At times she joins Davide at the studio for the day. Lea doesn’t come in at the studio on a daily basis, partly because she happily takes on the role of office dog at Dajana’s accountancy office for the rest of the week and partly because – as Davide explains – his studio can get quite dirty/dusty and unsuitable for a dog when he is working on certain projects.
“The studio space is very large and bright, so Lea has the chance to run around and play. Having a work companion is something I very much appreciate and I have the impression that she enjoys coming in to the strange playground that is my studio too”, adds Davide.
Davide and The Londog’s logo
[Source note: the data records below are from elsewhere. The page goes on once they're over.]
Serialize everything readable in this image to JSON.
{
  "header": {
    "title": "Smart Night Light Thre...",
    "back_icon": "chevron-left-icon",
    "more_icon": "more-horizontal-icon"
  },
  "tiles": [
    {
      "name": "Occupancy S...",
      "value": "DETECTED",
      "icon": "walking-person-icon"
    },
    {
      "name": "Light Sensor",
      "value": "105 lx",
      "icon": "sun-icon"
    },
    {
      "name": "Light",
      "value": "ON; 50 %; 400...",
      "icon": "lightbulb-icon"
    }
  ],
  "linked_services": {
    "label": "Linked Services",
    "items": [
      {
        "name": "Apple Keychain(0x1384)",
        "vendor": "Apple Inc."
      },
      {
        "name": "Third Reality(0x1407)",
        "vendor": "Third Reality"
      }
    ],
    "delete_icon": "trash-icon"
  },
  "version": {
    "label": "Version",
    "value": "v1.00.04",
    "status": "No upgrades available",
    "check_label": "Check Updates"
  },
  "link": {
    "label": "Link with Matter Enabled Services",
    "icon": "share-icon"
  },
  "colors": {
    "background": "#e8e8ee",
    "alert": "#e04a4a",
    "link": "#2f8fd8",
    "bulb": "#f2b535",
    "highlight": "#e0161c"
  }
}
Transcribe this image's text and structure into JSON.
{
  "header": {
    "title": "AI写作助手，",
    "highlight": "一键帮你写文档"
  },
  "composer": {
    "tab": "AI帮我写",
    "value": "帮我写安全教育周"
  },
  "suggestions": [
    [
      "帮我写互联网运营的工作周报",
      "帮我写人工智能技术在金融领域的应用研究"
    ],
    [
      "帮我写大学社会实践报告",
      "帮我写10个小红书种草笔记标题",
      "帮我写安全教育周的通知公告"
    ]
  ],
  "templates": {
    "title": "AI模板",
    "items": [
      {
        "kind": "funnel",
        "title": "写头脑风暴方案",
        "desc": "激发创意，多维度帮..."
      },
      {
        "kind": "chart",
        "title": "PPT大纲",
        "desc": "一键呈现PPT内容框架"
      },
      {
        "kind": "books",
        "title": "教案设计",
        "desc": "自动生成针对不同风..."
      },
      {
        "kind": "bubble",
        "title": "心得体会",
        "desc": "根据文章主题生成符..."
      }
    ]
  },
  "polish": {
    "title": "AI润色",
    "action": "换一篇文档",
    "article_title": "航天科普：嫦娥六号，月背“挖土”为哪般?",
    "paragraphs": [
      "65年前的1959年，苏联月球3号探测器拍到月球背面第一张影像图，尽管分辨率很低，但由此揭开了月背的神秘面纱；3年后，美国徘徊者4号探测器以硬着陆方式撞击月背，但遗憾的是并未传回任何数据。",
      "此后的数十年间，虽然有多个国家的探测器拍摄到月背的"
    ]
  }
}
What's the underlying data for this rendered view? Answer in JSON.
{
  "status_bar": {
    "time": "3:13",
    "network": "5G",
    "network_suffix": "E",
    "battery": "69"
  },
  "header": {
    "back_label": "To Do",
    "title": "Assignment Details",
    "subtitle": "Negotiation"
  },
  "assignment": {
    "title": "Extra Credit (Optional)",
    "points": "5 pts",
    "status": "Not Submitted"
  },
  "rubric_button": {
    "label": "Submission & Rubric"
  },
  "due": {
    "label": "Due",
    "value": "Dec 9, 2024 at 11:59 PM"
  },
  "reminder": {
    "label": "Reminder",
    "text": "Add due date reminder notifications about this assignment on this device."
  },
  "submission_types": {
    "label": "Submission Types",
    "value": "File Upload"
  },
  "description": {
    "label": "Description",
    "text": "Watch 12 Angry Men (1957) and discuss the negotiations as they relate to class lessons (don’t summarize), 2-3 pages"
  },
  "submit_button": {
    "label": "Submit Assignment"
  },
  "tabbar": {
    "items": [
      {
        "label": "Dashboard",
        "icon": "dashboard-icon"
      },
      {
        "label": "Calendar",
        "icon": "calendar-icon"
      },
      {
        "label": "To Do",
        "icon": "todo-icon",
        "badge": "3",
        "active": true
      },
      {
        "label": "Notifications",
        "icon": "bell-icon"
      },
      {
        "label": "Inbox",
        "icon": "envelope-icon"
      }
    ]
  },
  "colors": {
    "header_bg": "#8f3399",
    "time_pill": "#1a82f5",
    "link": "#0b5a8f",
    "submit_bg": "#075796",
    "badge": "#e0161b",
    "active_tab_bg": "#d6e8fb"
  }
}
Even before starting to think about a logo for the The Londog blog, in my mind Davide was the one. I had always adored his work, his attention for composition, geometry, harmony and his artistic vein. I knew that he would have done an awesome job in designing a logo that was not boring and commonplace, but original, fresh and recognisable, so I was over the moon when he agreed to do it. And certainly I wasn’t disappointed.
“The idea behind the design was an independent and happy dog, with a touch of irony”, explains Davide. “The font I designed for the logo is inspired to the one of the London underground, which adds a subtle link to London”.
More about Davide – Zoneone72
When I first met him, over ten years ago, Davide had just graduated in Graphic Design at the ISIA in Urbino and was showing the incredible art-piece he had prepared for his thesis. This consisted in two almost identical paintings depicting a dead nature: when placed one next to the other and looked through two mirrors, a three-dimensional image would appear (for a stereometry mechanism).
Shortly after, Davide left to live and work all around Europe: in Barcelona for two years, then in Berlin, before spending almost three years in Paris collaborating with his sister Sara at Chromosome Studio. The need for a larger studio and the constrictions that a big city imposes in terms of affordable spaces, nudged him to return to his hometown, Triest, where he has been until today. But he is thinking about another international challenge. I am not sure he will be coming to London any time soon, but for sure he would love street art and the vibrant artistic landscape here!
Davide’s goal for the future is to keep experimenting with regards to pictorial elements, as well as to continue working closely with architectural studios that see his work’s potential for their projects. “I very much enjoy collaborations with professionals with whom it is possible to create synergy”, says Davide. “My goal would be make people understand that drawing, mural and painting can be considered an element that belongs to and dialogues with both the urban landscape and private space. My dream would be to see pictorial elements being included in the planning of public spaces as an essential part, and being given equal dignity to architectural elements.”
CONNECT WITH THE LONDOG
Read more D O G S T O R I E S
// Follow The Londog on Facebook to stay in the loop with all the latest //
©2018 The Londog